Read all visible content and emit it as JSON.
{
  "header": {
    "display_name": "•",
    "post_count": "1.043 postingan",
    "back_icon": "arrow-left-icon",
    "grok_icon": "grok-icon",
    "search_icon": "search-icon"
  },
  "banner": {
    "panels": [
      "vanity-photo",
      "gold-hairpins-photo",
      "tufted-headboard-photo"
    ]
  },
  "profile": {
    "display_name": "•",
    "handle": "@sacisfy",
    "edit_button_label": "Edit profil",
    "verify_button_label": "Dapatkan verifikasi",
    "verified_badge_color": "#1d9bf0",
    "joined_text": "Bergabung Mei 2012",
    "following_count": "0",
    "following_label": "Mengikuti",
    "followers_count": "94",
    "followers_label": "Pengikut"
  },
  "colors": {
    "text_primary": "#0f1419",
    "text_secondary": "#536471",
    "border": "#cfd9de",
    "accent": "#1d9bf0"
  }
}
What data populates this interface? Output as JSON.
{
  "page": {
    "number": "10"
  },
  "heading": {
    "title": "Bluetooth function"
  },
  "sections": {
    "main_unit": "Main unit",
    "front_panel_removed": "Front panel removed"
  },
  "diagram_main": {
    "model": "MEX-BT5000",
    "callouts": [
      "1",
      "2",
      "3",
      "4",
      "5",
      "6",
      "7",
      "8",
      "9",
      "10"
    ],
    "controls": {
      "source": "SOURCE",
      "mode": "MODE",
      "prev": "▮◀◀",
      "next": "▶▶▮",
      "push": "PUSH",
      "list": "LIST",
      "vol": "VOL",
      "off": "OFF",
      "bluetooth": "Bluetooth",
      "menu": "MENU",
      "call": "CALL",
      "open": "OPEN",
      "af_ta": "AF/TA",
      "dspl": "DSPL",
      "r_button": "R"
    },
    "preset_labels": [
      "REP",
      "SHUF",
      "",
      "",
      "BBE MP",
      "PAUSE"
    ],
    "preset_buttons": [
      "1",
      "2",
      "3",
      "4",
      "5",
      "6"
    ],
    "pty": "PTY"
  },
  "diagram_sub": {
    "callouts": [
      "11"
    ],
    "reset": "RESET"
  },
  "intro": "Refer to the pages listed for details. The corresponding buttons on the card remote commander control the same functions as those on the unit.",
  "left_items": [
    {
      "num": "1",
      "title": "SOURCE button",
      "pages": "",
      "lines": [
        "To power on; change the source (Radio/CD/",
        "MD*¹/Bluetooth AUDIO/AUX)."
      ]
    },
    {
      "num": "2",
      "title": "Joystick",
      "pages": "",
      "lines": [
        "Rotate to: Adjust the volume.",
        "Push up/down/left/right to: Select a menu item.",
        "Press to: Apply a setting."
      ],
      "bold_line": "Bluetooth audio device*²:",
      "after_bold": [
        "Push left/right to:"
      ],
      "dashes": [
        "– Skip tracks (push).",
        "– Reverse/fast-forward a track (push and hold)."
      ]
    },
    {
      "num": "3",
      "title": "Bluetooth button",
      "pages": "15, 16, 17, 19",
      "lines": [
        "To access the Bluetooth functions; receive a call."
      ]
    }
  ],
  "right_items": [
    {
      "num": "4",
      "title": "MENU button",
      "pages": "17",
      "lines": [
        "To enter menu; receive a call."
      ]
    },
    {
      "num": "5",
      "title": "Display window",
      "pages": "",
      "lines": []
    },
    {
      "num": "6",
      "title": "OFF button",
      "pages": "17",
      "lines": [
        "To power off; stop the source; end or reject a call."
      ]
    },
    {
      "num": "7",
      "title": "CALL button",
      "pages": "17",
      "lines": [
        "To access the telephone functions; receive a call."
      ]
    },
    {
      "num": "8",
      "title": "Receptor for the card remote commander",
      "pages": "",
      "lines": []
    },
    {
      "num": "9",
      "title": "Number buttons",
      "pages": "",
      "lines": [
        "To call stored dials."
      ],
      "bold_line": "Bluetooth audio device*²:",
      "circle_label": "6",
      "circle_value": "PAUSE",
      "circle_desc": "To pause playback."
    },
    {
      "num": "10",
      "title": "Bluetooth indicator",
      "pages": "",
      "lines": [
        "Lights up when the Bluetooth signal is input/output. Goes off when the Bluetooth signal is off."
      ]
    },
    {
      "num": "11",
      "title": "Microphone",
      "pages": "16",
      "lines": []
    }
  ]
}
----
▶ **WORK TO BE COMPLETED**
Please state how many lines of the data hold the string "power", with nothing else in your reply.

▶ **WRITTEN RESPONSE**
2